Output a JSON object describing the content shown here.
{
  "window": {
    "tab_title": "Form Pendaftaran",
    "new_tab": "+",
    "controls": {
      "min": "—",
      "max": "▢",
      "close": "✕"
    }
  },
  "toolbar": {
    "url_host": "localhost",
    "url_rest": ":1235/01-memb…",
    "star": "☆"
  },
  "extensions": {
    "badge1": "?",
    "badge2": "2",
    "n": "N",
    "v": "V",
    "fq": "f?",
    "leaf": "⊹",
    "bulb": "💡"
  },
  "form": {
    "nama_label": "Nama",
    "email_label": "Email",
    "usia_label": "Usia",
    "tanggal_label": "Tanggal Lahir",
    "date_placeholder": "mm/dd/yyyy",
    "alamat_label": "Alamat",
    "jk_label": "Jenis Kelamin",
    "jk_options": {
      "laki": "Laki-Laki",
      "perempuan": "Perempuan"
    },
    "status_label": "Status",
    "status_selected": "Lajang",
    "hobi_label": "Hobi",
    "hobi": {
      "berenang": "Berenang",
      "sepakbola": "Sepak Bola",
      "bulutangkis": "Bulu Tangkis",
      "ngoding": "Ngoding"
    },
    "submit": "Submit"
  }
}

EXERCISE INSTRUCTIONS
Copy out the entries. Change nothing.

RESPONSE TO THIS TASK
Output a JSON object describing the content shown here.
{
  "window": {
    "tab_title": "Form Pendaftaran",
    "new_tab": "+",
    "controls": {
      "min": "—",
      "max": "▢",
      "close": "✕"
    }
  },
  "toolbar": {
    "url_host": "localhost",
    "url_rest": ":1235/01-memb…",
    "star": "☆"
  },
  "extensions": {
    "badge1": "?",
    "badge2": "2",
    "n": "N",
    "v": "V",
    "fq": "f?",
    "leaf": "⊹",
    "bulb": "💡"
  },
  "form": {
    "nama_label": "Nama",
    "email_label": "Email",
    "usia_label": "Usia",
    "tanggal_label": "Tanggal Lahir",
    "date_placeholder": "mm/dd/yyyy",
    "alamat_label": "Alamat",
    "jk_label": "Jenis Kelamin",
    "jk_options": {
      "laki": "Laki-Laki",
      "perempuan": "Perempuan"
    },
    "status_label": "Status",
    "status_selected": "Lajang",
    "hobi_label": "Hobi",
    "hobi": {
      "berenang": "Berenang",
      "sepakbola": "Sepak Bola",
      "bulutangkis": "Bulu Tangkis",
      "ngoding": "Ngoding"
    },
    "submit": "Submit"
  }
}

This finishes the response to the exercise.